  • Commonwealth v. Fischer, 1998
  • Letter to the FBI regarding the definition of rape for purposes of the Uniform Crime Report (UCR), 2001
  • In re Jonathan; Matthew G. v. State of Connecticut, 2002     Top of Page
Legislative Advocacy

Advocating for Women and Girls

She Leads Justice protects and promotes the rights of women and girls* by identifying and articulating the challenges they face and elevating their interests and voices through public policy and advocacy.

*Our work supports women and girls who identify as cisgender, transgender, and non-binary as well as people of all marginalized gender identities systemically and historically oppressed by those in power.

She Leads Justice’s Legal Education Program helps us to understand the significant needs of women and girls throughout the state. To achieve better opportunities for women, She Leads Justice leads policy coalitions, offers public testimony, and collaborates with community partners.

She Leads Justice fights gender discrimination and advances the rights, opportunities and status of women and girls, with a focus on:

  • Economic Security and Success
  • Access to Justice
  • Workplace and Education Equity
  • Freedom from Violence and Harassment
  • Sexual and Reproductive Health and Rights

Find our most recent agendas, toolkits and reports here:

As Chair of the Campaign for Paid Family Leave, She Leads Justice monitors the implementation of paid family and medical leave to ensure the program is transparent, user-friendly, and prioritizes the most underserved Connecticut residents.

CT Collective for Women and Girls

The Connecticut Collective for Women and Girls is a collaborative of organizations committed to the advancement of women and girls, including those who are cisgender, transgender, and non-binary, in the state of Connecticut. The Collective is a network that brings participating organizations together to highlight and amplify their work while drawing on the collective power of collaboration and working together.

Why is the Collective important to advance women and girls?

Many organizations in the state of Connecticut are doing critical work to transform the lives of women and girls everywhere. But, too often, these organizations operate separately, leading to silos. Thus, the CCWG expands our strength as a collective force. It builds on participants’ individual assets with a community network of organizations that uplift and amplify each other’s work. The very act of coming together in this way increases each organization’s impact to advance rights and opportunities for women and girls in Connecticut.
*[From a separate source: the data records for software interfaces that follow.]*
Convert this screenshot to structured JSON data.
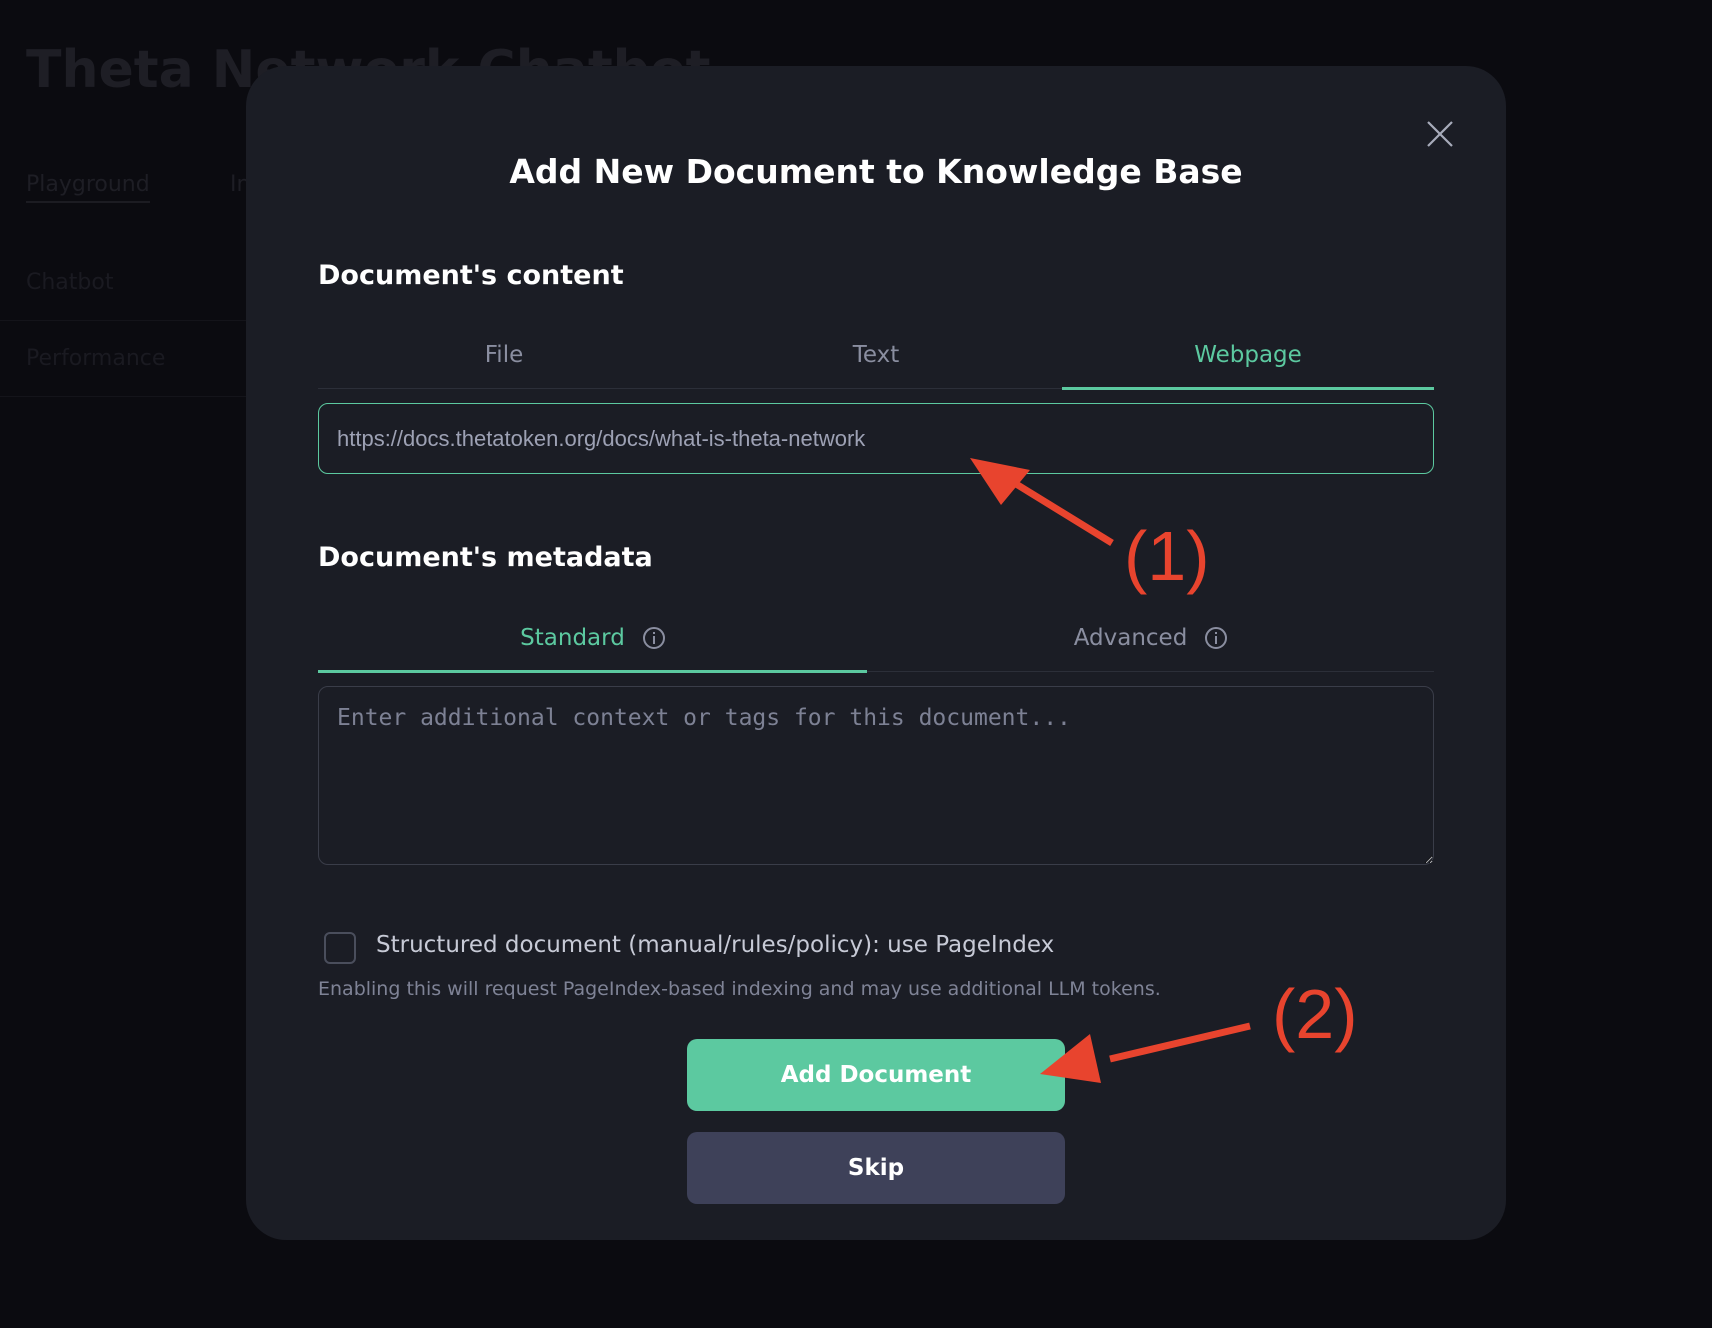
{
  "background": {
    "title": "Theta Network Chatbot",
    "tabs": [
      "Playground",
      "In"
    ],
    "sidebar_items": [
      "Chatbot",
      "Performance"
    ]
  },
  "modal": {
    "title": "Add New Document to Knowledge Base",
    "close_icon": "close-icon",
    "content_section": {
      "heading": "Document's content",
      "tabs": [
        {
          "label": "File",
          "active": false
        },
        {
          "label": "Text",
          "active": false
        },
        {
          "label": "Webpage",
          "active": true
        }
      ],
      "url_value": "https://docs.thetatoken.org/docs/what-is-theta-network"
    },
    "metadata_section": {
      "heading": "Document's metadata",
      "tabs": [
        {
          "label": "Standard",
          "active": true,
          "icon": "info-icon"
        },
        {
          "label": "Advanced",
          "active": false,
          "icon": "info-icon"
        }
      ],
      "placeholder": "Enter additional context or tags for this document..."
    },
    "structured_checkbox": {
      "label": "Structured document (manual/rules/policy): use PageIndex",
      "checked": false,
      "helper": "Enabling this will request PageIndex-based indexing and may use additional LLM tokens."
    },
    "buttons": {
      "add": "Add Document",
      "skip": "Skip"
    }
  },
  "annotations": {
    "one": "(1)",
    "two": "(2)"
  },
  "colors": {
    "accent": "#5cc9a0",
    "modal_bg": "#1b1d25",
    "page_bg": "#0b0b10",
    "secondary_button": "#3e4159",
    "annotation": "#e8442e"
  }
}
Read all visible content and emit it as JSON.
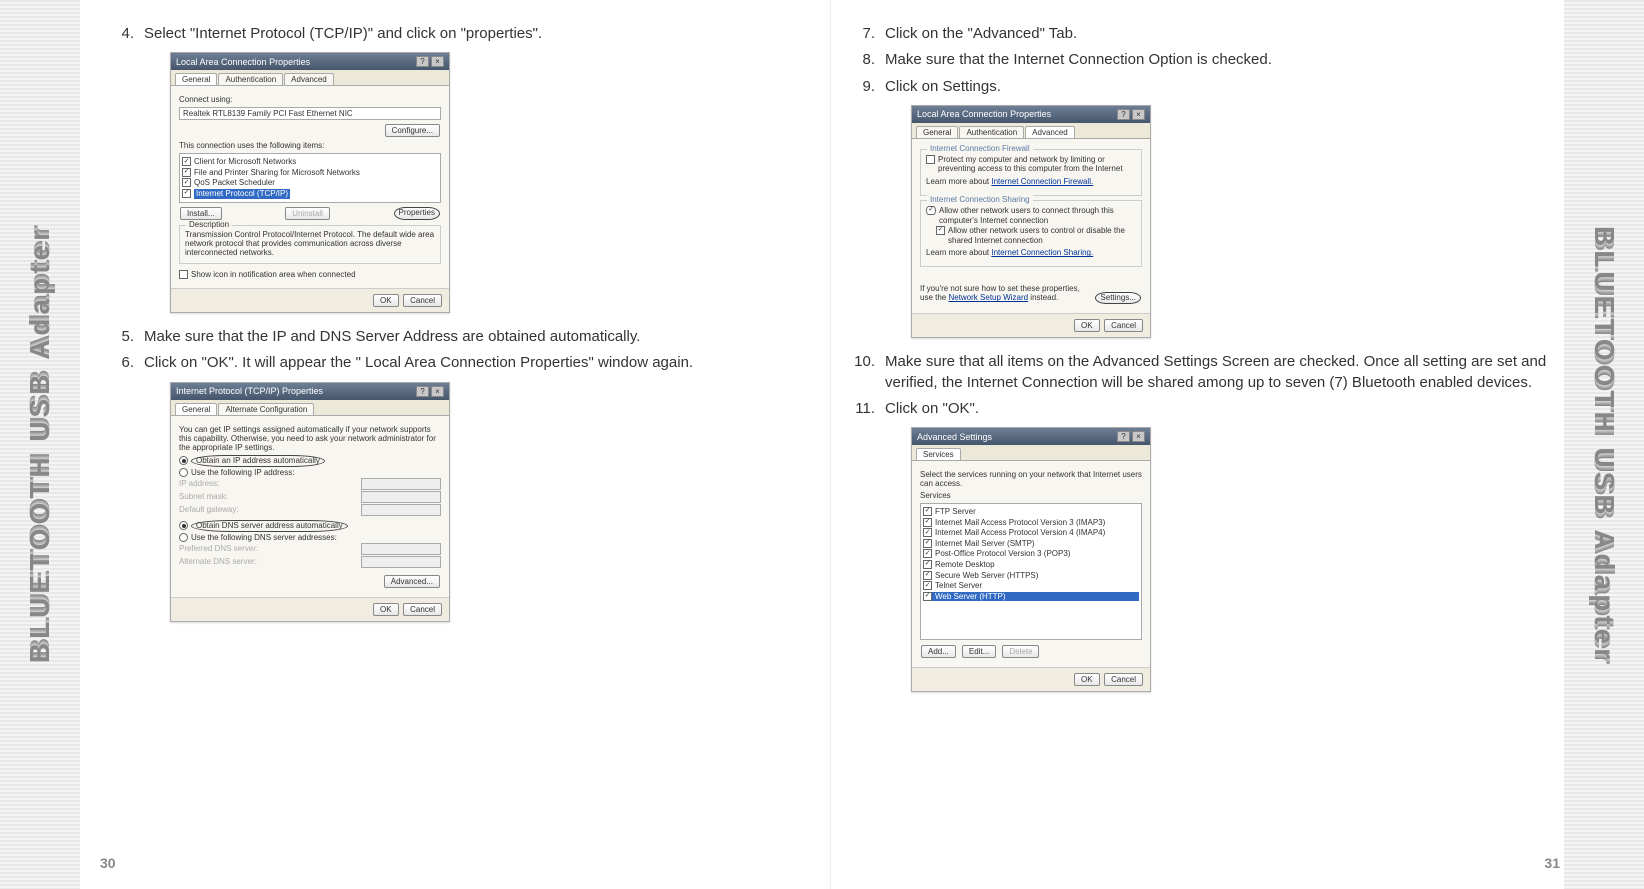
{
  "spine_text": "BLUETOOTH USB Adapter",
  "left": {
    "pagenum": "30",
    "step4": {
      "num": "4.",
      "txt": "Select \"Internet Protocol (TCP/IP)\" and click on \"properties\"."
    },
    "shot1": {
      "title": "Local Area Connection Properties",
      "tabs": [
        "General",
        "Authentication",
        "Advanced"
      ],
      "connect_using_label": "Connect using:",
      "connect_using_value": "Realtek RTL8139 Family PCI Fast Ethernet NIC",
      "configure_btn": "Configure...",
      "uses_label": "This connection uses the following items:",
      "items": [
        {
          "checked": true,
          "label": "Client for Microsoft Networks"
        },
        {
          "checked": true,
          "label": "File and Printer Sharing for Microsoft Networks"
        },
        {
          "checked": true,
          "label": "QoS Packet Scheduler"
        },
        {
          "checked": true,
          "label": "Internet Protocol (TCP/IP)",
          "selected": true
        }
      ],
      "install_btn": "Install...",
      "uninstall_btn": "Uninstall",
      "properties_btn": "Properties",
      "desc_title": "Description",
      "desc_text": "Transmission Control Protocol/Internet Protocol. The default wide area network protocol that provides communication across diverse interconnected networks.",
      "show_icon": "Show icon in notification area when connected",
      "ok": "OK",
      "cancel": "Cancel"
    },
    "step5": {
      "num": "5.",
      "txt": "Make sure that the IP and DNS Server Address are obtained automatically."
    },
    "step6": {
      "num": "6.",
      "txt": "Click on \"OK\". It will appear the \" Local Area Connection Properties\" window again."
    },
    "shot2": {
      "title": "Internet Protocol (TCP/IP) Properties",
      "tabs": [
        "General",
        "Alternate Configuration"
      ],
      "intro": "You can get IP settings assigned automatically if your network supports this capability. Otherwise, you need to ask your network administrator for the appropriate IP settings.",
      "r_obtain_ip": "Obtain an IP address automatically",
      "r_use_ip": "Use the following IP address:",
      "ip_label": "IP address:",
      "subnet_label": "Subnet mask:",
      "gateway_label": "Default gateway:",
      "r_obtain_dns": "Obtain DNS server address automatically",
      "r_use_dns": "Use the following DNS server addresses:",
      "pref_dns": "Preferred DNS server:",
      "alt_dns": "Alternate DNS server:",
      "advanced_btn": "Advanced...",
      "ok": "OK",
      "cancel": "Cancel"
    }
  },
  "right": {
    "pagenum": "31",
    "step7": {
      "num": "7.",
      "txt": "Click on the \"Advanced\" Tab."
    },
    "step8": {
      "num": "8.",
      "txt": "Make sure that the Internet Connection Option is checked."
    },
    "step9": {
      "num": "9.",
      "txt": "Click on Settings."
    },
    "shot3": {
      "title": "Local Area Connection Properties",
      "tabs": [
        "General",
        "Authentication",
        "Advanced"
      ],
      "icf_title": "Internet Connection Firewall",
      "icf_chk": "Protect my computer and network by limiting or preventing access to this computer from the Internet",
      "icf_learn": "Learn more about ",
      "icf_link": "Internet Connection Firewall.",
      "ics_title": "Internet Connection Sharing",
      "ics_chk1": "Allow other network users to connect through this computer's Internet connection",
      "ics_chk2": "Allow other network users to control or disable the shared Internet connection",
      "ics_learn": "Learn more about ",
      "ics_link": "Internet Connection Sharing.",
      "hint": "If you're not sure how to set these properties, use the ",
      "hint_link": "Network Setup Wizard",
      "hint_tail": " instead.",
      "settings_btn": "Settings...",
      "ok": "OK",
      "cancel": "Cancel"
    },
    "step10": {
      "num": "10.",
      "txt": "Make sure that all items on the Advanced Settings Screen are checked. Once all setting are set and verified, the Internet Connection will be shared among up to seven (7) Bluetooth enabled devices."
    },
    "step11": {
      "num": "11.",
      "txt": "Click on \"OK\"."
    },
    "shot4": {
      "title": "Advanced Settings",
      "tab": "Services",
      "intro": "Select the services running on your network that Internet users can access.",
      "services_label": "Services",
      "items": [
        "FTP Server",
        "Internet Mail Access Protocol Version 3 (IMAP3)",
        "Internet Mail Access Protocol Version 4 (IMAP4)",
        "Internet Mail Server (SMTP)",
        "Post-Office Protocol Version 3 (POP3)",
        "Remote Desktop",
        "Secure Web Server (HTTPS)",
        "Telnet Server",
        "Web Server (HTTP)"
      ],
      "add": "Add...",
      "edit": "Edit...",
      "delete": "Delete",
      "ok": "OK",
      "cancel": "Cancel"
    }
  }
}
Who is involved?

Collective participants are organizations throughout the state with expertise in fields such as girls’ leadership, entrepreneurship, violence against women, reproductive care, civic engagement, and more. They have a shared commitment to advance the rights and opportunities of women and girls, aligned with the Collective’s shared values. Collective participants drive the vision, agenda, and priorities. They also drive the solutions.

How did the Collective form?

The Connecticut Collective for Women and Girls was born from a conversation between former She Leads Justice Executive Director Kate Farrar and Director of Development at The Community Foundation for Women and Girls Sharon Cappetta at the 2016 United State of Women Summit. What came from an event that convened women and girls serving organizations in Connecticut was the idea to come together as a collective to further maximize impact.

Participating Members

AWARE CT: Assisting Women through Actions, Resources & Education
Commission on Women, Children, Seniors, Equity and Opportunity
Community Renewal Team (CRT)
Connecticut Alliance to End Sexual Violence
CT Black Women
Connecticut Commission on Human Rights and Opportunities (CHRO)
CT Women’s Consortium
CT Women’s Hall of Fame
She Leads Justice
Five Frogs
Girls For Technology
Girls on the Run Greater Hartford
Girl Scouts of CT
Girls With Impact
Home Sweet Home Foundation
Interval House
Institute for Community Research
League of Women Voters CT
Ms President US
National Organization of Sisters of Color Ending Sexual Assault (SCESA)
PCSW Inc. 
Planned Parenthood of Southern New England
Project Resiliency Movement LLC
Random Hacks of Kindness Junior
The Rowan Center
The United State of Women, Greater Hartford 
UConn Women and Philanthropy Network, UConn Foundation
Women Against Mass Incarceration
Women’s Business Development Council
Women and Family Life Center
Women’s Leadership Center, University of St. Joseph
Women’s March CT
Women’s Mentoring Network
YWCA Darien/Norwalk
YWCA Greenwich
YWCA Hartford Region 

Funders include:

Aurora Foundation for Women and Girls
Community Foundation of Eastern Connecticut, Women and Girls Fund
Community Foundation for Greater New Haven, Community Fund for Women and Girls
Community Foundation of Middlesex County, Sari A. Rosenbaum Fund for Women & Girls
Fairfield County’s Community Foundation, Fund for Women & Girls
Main St. Community Foundation, Women & Girls’ Fund
Northwest Connecticut Community Foundation, The Women & Girls Fund

Email cwealf@sheleadsjustice.org to learn more or take the first step to join the Connecticut Collective for Women and Girls.